Data about app and page elements:

***

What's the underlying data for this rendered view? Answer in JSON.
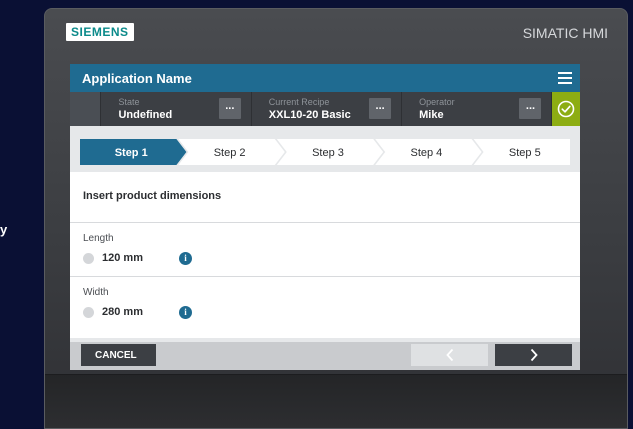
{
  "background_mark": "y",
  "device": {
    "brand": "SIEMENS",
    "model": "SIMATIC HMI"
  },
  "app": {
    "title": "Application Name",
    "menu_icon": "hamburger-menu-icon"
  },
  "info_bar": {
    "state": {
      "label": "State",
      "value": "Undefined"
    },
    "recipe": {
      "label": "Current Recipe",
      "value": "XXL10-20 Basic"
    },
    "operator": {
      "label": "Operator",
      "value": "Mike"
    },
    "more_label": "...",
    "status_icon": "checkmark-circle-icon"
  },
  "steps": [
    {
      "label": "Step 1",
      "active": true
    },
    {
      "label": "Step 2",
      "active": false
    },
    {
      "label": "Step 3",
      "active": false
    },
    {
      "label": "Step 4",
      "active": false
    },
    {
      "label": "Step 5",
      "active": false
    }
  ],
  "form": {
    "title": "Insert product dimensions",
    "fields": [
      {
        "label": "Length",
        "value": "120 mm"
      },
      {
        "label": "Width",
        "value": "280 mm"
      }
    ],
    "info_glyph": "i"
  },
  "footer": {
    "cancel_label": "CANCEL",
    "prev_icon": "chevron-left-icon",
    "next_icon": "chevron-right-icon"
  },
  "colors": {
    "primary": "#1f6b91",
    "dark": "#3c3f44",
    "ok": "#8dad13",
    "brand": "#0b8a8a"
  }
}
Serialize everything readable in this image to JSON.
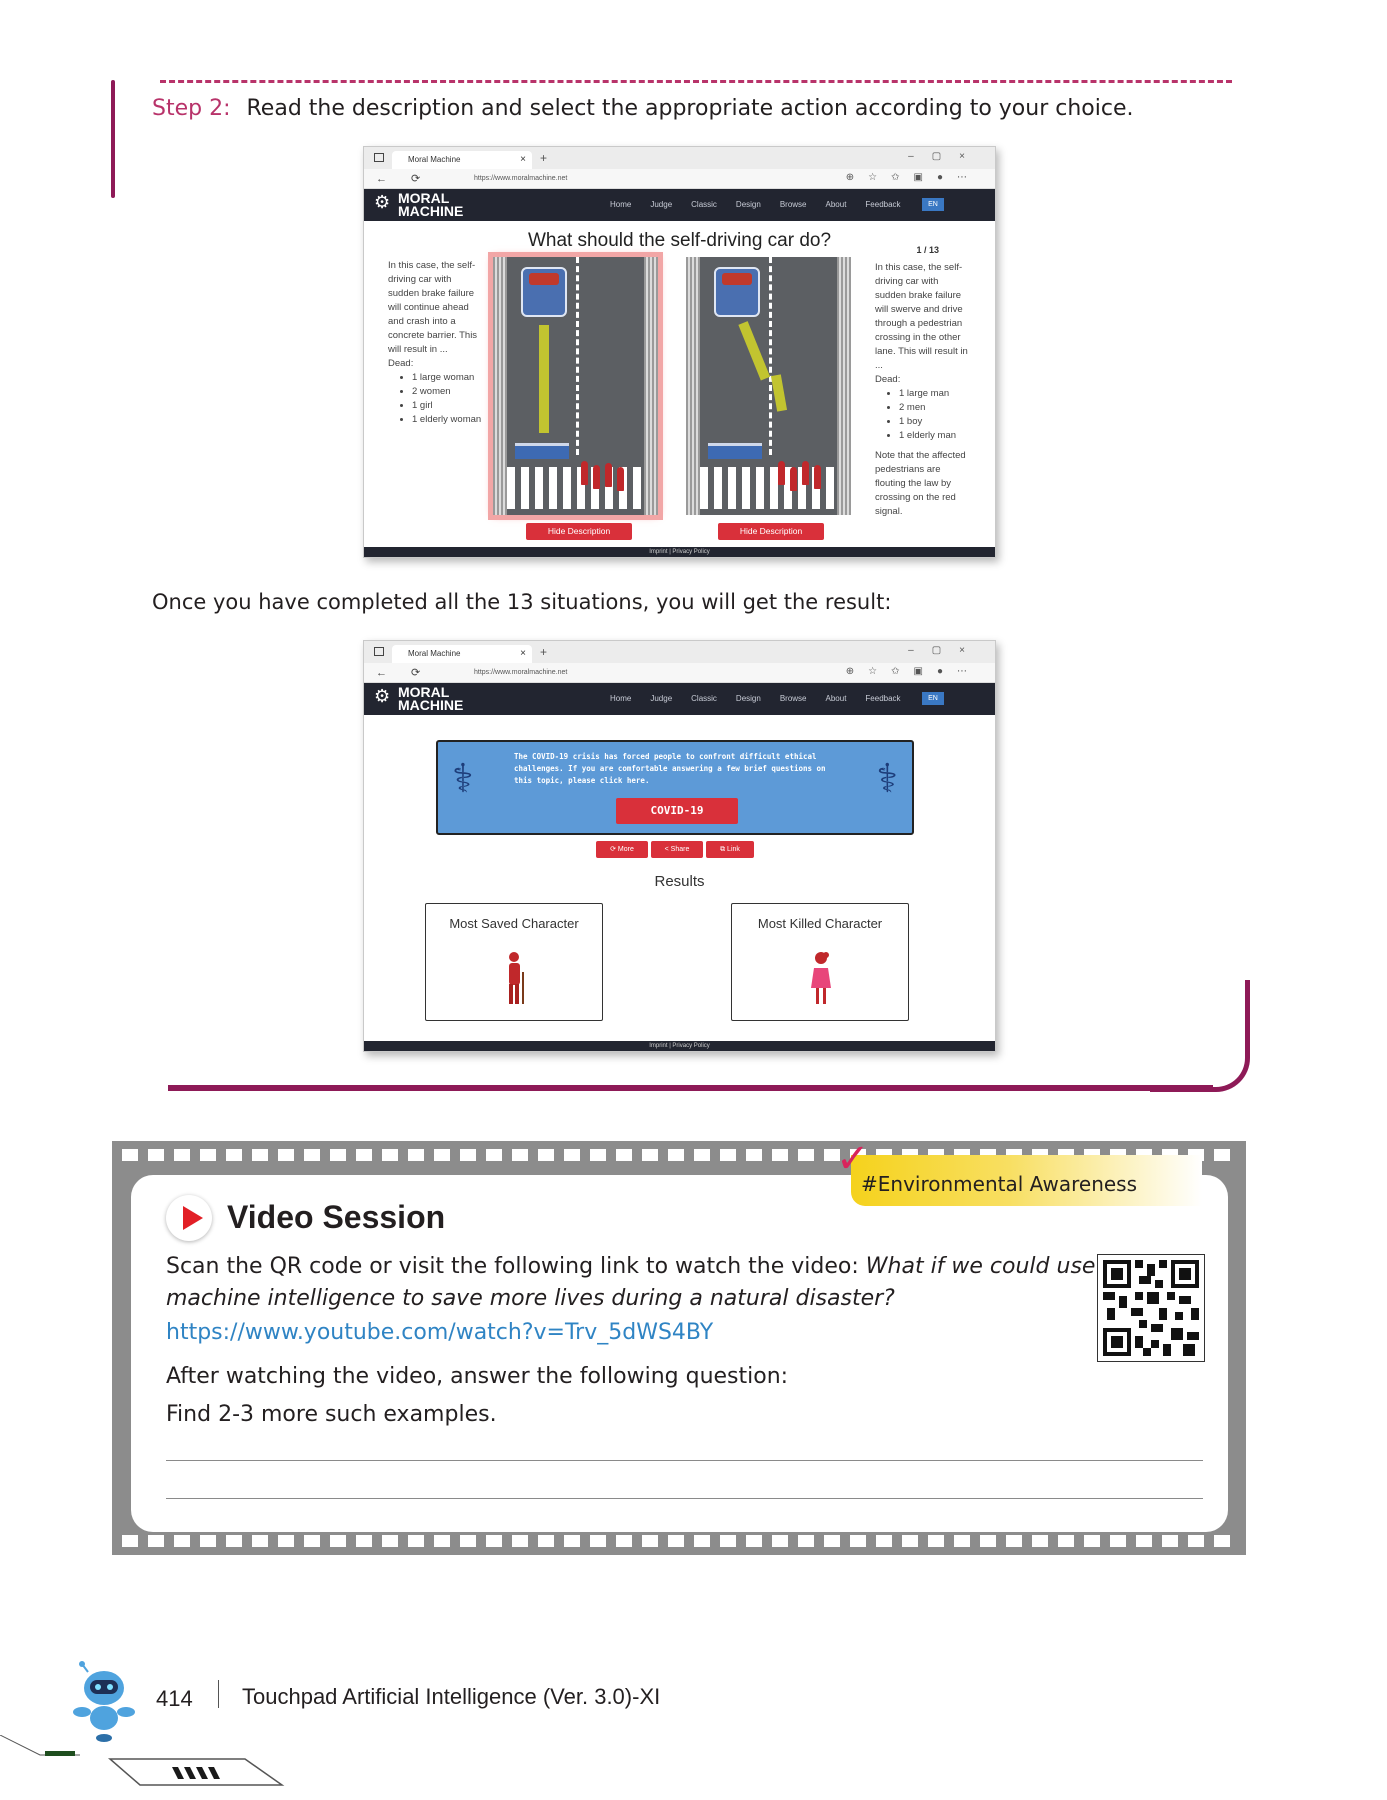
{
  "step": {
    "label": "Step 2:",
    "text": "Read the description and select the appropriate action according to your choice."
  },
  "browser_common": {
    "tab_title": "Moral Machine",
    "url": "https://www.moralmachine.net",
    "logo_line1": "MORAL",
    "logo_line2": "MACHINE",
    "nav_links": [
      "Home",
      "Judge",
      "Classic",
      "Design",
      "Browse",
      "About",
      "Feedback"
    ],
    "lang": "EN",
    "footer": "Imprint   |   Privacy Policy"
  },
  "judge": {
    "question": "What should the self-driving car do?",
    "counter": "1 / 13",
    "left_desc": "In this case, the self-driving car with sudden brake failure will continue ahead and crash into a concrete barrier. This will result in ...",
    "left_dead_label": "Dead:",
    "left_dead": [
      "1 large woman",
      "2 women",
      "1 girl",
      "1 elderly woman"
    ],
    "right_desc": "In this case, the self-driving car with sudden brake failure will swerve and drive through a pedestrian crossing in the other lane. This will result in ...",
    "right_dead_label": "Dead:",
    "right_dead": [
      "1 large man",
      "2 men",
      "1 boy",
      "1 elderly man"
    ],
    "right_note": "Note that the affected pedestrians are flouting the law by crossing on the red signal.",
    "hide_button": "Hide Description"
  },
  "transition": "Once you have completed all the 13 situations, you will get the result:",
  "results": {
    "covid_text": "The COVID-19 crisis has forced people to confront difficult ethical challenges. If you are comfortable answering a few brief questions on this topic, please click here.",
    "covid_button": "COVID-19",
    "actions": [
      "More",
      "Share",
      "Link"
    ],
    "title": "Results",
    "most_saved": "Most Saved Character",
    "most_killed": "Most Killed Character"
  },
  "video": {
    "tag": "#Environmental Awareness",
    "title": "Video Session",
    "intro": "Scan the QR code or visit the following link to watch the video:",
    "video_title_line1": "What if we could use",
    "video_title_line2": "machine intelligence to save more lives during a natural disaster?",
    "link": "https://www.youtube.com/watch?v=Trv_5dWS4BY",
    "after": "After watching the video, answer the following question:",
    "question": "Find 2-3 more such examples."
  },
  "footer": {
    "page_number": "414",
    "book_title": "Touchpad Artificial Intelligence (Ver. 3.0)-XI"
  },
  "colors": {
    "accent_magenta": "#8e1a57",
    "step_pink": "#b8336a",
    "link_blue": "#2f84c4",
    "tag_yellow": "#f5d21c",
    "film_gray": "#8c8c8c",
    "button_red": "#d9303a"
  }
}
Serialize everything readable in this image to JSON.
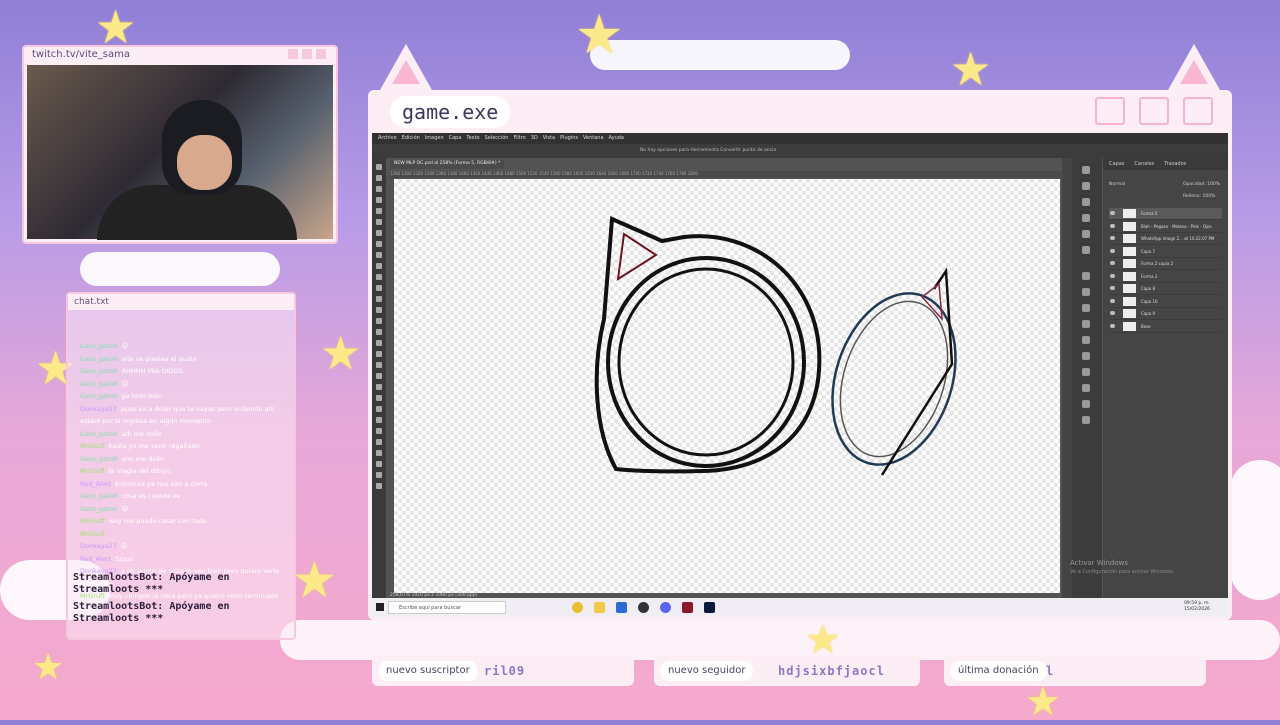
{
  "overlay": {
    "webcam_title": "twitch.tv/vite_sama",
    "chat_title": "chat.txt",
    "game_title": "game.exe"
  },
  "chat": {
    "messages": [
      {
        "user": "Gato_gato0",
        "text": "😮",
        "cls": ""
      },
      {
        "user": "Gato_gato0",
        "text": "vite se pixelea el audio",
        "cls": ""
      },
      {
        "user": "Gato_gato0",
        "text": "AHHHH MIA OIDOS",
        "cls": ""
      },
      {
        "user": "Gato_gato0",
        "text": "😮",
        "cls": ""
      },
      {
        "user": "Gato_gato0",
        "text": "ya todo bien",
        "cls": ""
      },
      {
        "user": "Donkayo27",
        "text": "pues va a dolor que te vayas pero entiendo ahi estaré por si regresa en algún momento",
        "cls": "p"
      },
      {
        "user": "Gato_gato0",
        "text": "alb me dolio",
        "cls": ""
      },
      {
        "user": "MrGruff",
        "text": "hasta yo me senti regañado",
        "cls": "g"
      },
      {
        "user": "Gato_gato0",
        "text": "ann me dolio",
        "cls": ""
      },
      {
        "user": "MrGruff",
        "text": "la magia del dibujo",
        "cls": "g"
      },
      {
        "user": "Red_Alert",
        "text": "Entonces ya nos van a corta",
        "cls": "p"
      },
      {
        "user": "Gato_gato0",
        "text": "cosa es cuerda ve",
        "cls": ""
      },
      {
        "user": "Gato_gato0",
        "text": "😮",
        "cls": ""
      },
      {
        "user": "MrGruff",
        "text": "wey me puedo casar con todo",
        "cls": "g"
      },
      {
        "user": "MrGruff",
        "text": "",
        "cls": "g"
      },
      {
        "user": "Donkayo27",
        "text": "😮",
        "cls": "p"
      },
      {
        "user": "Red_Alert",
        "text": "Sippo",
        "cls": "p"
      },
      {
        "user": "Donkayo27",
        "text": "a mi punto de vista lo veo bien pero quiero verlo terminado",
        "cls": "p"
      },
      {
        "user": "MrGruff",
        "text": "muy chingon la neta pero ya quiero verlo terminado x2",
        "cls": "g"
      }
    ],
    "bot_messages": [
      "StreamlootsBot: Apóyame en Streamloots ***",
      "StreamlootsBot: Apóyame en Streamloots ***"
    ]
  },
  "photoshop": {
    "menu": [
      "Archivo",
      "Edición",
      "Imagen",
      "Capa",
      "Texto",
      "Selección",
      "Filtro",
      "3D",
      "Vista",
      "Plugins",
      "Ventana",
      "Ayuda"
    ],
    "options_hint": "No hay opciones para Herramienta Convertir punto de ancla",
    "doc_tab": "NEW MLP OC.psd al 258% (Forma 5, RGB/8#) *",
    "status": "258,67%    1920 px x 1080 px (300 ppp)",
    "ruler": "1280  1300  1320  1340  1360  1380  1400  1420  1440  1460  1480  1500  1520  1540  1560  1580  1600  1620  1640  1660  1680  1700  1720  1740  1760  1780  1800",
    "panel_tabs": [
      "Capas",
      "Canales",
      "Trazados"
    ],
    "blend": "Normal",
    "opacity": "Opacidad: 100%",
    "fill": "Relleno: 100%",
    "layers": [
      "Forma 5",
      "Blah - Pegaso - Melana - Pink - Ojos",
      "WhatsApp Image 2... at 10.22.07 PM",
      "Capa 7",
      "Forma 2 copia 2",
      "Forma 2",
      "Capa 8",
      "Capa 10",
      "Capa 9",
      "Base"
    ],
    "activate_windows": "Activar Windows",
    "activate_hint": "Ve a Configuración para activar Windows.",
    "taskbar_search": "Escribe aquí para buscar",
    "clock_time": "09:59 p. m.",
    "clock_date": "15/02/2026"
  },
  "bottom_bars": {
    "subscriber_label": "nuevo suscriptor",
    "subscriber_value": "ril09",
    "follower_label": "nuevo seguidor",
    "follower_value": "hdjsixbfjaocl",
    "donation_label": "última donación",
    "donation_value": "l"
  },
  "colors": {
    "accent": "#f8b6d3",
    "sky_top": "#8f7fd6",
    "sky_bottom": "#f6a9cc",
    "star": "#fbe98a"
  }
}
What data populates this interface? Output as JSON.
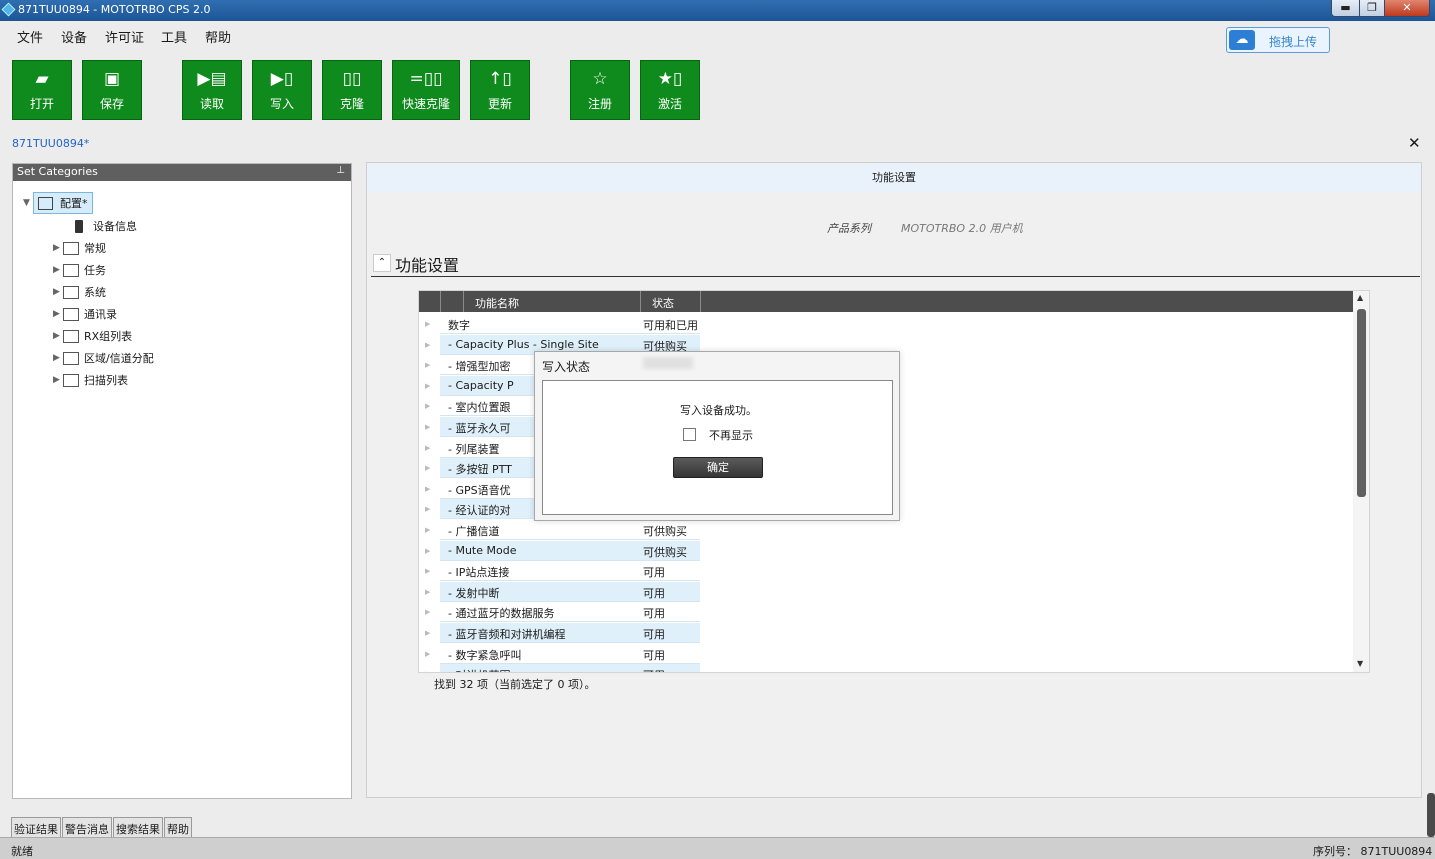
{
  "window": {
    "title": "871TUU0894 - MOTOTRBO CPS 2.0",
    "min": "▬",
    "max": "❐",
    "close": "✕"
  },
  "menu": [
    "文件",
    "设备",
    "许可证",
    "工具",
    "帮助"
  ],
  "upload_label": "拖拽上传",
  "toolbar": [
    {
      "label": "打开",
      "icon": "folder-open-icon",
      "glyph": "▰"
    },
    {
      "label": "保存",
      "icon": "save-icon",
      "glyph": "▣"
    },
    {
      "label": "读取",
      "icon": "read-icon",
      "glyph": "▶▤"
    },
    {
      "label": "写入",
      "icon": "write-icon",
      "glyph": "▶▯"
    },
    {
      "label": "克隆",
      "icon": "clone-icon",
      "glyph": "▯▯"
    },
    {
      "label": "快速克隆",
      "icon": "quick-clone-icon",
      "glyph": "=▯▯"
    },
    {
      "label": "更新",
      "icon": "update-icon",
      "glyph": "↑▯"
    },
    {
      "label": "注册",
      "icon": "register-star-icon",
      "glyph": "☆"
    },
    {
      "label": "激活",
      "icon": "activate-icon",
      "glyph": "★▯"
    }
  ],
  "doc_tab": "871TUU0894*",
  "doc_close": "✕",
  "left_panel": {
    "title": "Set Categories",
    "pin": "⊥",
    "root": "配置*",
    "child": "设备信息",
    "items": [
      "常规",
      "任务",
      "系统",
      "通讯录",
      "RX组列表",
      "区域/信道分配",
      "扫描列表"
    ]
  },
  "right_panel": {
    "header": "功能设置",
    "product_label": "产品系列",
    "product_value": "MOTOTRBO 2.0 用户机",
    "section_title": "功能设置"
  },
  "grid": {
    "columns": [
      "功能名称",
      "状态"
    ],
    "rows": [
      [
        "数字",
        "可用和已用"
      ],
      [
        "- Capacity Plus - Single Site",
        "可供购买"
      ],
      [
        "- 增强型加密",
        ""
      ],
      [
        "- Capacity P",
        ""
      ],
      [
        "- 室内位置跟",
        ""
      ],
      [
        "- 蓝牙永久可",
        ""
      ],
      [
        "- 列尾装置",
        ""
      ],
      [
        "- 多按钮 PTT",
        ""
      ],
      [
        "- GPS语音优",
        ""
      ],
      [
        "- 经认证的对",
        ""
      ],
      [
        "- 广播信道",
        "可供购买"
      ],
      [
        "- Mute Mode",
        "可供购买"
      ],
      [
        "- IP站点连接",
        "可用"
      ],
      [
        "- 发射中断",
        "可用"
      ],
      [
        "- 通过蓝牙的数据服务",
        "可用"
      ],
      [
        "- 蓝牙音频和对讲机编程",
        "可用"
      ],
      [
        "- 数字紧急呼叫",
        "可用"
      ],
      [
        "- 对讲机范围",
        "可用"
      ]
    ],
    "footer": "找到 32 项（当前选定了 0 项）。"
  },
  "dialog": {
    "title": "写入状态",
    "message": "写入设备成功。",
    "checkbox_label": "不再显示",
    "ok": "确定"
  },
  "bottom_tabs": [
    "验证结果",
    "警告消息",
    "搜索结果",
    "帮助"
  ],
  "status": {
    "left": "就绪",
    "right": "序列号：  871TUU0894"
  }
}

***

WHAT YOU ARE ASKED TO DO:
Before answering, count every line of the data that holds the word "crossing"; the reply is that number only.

ANSWER AREA:
2